*Assignment*:
Your answer must be every line of the data below that holds the string "Create", copied exactly.

BEGIN Available data

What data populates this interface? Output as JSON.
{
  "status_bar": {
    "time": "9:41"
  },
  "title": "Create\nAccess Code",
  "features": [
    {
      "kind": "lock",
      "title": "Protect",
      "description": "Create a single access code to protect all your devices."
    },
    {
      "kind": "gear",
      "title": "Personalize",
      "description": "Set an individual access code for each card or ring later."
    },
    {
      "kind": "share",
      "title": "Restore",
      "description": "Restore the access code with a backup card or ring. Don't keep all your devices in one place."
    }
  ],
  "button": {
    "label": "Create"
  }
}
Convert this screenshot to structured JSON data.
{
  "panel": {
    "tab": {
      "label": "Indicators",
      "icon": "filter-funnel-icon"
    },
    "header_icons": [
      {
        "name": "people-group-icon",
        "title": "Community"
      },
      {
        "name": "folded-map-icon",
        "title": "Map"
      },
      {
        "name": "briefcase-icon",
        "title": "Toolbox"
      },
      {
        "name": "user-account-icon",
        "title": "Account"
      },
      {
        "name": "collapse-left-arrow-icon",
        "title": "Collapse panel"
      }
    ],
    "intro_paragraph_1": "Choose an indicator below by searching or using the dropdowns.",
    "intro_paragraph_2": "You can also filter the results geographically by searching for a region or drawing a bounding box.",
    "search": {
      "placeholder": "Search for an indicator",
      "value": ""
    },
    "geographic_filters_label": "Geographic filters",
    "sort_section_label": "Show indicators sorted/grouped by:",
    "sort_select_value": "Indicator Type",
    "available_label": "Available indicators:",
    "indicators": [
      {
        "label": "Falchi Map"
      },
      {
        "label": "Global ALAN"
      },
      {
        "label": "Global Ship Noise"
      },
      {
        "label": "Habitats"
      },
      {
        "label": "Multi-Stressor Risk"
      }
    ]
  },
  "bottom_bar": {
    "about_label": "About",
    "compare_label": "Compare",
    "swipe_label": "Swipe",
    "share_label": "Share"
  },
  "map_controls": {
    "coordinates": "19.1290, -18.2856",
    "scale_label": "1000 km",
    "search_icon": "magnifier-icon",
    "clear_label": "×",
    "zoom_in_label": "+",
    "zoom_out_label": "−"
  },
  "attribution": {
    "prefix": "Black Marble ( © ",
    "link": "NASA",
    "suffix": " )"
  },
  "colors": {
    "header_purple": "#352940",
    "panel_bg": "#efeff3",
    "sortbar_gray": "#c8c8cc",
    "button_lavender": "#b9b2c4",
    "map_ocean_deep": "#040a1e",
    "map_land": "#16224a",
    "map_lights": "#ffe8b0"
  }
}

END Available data

*Task result*:
  "title": "Create\nAccess Code",
      "description": "Create a single access code to protect all your devices."
    "label": "Create"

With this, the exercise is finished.